Extracted data entries
----------------------------------------

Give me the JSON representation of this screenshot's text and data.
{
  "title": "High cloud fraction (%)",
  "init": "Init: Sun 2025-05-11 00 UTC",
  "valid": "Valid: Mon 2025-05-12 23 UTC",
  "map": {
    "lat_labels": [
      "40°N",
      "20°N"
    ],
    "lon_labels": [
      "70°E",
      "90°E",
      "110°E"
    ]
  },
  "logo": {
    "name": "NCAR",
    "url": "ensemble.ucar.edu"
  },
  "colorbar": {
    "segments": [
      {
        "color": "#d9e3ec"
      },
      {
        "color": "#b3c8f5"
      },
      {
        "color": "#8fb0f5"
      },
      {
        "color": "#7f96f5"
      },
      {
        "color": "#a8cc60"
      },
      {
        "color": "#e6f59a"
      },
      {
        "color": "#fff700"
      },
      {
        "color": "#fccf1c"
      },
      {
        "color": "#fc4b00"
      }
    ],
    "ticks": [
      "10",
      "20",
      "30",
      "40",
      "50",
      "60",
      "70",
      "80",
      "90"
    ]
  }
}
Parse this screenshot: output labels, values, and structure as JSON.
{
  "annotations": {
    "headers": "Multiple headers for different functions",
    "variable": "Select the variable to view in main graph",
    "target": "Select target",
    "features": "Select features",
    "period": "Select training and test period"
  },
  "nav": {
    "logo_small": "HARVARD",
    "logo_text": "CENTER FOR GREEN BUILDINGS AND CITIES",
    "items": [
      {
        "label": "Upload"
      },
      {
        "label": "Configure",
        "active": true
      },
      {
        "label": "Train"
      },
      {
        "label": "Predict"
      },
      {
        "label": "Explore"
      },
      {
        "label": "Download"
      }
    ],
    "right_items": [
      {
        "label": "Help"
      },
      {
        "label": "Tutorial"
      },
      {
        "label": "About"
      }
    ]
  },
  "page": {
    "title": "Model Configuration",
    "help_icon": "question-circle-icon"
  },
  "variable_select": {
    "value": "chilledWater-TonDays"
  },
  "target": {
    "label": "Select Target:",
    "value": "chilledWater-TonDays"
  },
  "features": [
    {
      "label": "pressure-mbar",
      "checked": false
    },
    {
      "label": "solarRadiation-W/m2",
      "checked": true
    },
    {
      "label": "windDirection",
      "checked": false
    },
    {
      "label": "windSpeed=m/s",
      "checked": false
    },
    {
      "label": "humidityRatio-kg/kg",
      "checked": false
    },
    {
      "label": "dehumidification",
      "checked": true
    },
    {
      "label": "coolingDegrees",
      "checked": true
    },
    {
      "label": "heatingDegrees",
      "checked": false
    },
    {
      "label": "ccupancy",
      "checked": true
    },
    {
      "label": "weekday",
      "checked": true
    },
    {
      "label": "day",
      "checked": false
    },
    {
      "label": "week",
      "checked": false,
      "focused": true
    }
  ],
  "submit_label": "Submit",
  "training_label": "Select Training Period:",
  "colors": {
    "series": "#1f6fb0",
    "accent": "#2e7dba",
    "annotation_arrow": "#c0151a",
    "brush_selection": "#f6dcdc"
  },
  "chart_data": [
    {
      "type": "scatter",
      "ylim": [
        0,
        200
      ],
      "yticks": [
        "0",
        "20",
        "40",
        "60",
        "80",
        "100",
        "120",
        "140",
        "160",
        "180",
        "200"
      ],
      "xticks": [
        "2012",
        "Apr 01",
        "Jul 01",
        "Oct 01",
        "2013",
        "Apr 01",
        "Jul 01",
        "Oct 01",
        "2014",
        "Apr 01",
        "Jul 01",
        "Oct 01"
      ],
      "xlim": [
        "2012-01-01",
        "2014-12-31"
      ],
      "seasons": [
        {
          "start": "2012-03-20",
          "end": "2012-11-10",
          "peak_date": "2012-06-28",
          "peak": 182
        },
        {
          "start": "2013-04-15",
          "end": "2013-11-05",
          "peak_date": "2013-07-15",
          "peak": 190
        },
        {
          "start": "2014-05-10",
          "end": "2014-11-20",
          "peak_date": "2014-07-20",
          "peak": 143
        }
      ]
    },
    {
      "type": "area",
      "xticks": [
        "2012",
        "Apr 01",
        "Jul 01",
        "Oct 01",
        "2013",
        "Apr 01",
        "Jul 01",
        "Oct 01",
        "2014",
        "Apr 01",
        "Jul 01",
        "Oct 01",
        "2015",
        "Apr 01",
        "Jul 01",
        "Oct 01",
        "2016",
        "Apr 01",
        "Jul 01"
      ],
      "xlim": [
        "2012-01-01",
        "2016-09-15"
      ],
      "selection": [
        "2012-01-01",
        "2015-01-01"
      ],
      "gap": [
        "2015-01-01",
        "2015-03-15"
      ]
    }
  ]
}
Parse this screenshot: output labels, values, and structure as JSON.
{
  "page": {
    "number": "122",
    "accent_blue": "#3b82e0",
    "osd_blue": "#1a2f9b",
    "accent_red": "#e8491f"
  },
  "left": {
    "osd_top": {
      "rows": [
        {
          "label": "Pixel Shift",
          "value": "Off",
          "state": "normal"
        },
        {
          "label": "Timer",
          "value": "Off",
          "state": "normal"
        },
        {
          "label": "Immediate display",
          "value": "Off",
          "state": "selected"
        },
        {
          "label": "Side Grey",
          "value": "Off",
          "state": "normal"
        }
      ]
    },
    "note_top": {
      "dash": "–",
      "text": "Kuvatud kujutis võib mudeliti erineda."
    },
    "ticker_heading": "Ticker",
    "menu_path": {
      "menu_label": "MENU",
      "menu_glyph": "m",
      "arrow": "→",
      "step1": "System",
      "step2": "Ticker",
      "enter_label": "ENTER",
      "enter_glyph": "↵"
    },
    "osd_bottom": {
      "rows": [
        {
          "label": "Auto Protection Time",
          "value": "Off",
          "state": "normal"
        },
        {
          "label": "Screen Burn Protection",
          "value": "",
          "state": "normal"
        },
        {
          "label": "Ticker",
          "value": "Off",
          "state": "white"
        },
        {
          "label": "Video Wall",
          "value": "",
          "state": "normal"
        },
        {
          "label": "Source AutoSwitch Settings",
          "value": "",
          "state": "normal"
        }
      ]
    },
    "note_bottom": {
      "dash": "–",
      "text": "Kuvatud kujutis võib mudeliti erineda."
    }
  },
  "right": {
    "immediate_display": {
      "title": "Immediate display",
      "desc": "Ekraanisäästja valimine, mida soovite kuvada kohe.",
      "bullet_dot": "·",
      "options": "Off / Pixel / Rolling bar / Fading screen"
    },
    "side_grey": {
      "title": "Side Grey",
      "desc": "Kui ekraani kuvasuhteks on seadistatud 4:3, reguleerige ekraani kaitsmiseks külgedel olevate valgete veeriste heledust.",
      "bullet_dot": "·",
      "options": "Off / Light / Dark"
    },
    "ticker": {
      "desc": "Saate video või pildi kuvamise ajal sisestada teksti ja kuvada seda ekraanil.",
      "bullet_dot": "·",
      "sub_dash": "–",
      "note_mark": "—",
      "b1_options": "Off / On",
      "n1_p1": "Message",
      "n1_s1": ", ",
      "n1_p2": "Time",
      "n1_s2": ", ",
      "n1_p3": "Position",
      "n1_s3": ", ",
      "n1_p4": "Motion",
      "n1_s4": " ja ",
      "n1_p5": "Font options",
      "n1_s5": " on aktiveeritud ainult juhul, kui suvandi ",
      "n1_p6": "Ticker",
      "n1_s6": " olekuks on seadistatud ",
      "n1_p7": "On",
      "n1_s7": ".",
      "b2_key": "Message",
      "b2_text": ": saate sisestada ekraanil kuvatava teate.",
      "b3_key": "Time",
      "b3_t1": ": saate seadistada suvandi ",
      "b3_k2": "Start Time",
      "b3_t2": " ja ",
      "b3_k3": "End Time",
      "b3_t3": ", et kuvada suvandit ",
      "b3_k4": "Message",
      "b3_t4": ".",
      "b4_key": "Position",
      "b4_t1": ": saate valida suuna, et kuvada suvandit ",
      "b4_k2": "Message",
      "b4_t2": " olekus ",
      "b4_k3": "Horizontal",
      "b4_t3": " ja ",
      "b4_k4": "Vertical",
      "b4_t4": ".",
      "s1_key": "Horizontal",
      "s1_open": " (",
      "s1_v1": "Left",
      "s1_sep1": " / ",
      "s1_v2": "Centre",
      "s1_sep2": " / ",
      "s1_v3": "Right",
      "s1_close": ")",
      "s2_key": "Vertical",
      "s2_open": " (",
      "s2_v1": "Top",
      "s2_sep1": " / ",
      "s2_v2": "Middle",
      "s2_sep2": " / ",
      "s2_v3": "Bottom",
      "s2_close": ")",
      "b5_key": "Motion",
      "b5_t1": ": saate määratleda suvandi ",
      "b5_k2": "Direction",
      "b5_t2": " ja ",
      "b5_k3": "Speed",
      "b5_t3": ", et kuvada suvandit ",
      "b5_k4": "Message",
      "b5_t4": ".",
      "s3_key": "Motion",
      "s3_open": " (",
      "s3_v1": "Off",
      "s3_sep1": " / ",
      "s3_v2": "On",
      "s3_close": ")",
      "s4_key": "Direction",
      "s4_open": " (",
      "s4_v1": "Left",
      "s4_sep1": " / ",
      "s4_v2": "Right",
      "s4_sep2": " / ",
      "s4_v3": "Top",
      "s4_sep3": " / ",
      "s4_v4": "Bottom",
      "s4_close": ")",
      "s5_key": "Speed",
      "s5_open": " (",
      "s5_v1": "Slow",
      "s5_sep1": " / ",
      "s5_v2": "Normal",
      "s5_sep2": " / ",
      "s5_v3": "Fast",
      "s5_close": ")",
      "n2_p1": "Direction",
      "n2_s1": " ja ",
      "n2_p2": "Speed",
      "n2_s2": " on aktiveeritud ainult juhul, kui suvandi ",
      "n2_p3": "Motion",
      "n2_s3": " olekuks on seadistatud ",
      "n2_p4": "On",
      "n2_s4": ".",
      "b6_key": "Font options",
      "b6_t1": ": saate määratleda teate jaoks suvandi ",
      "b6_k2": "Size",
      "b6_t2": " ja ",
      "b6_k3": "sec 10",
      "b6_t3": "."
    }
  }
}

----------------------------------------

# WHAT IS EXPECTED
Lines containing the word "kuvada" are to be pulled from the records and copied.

# ANSWER BOX
      "desc": "Ekraanisäästja valimine, mida soovite kuvada kohe.",
      "desc": "Saate video või pildi kuvamise ajal sisestada teksti ja kuvada seda ekraanil.",
      "b3_t3": ", et kuvada suvandit ",
      "b4_t1": ": saate valida suuna, et kuvada suvandit ",
      "b5_t3": ", et kuvada suvandit ",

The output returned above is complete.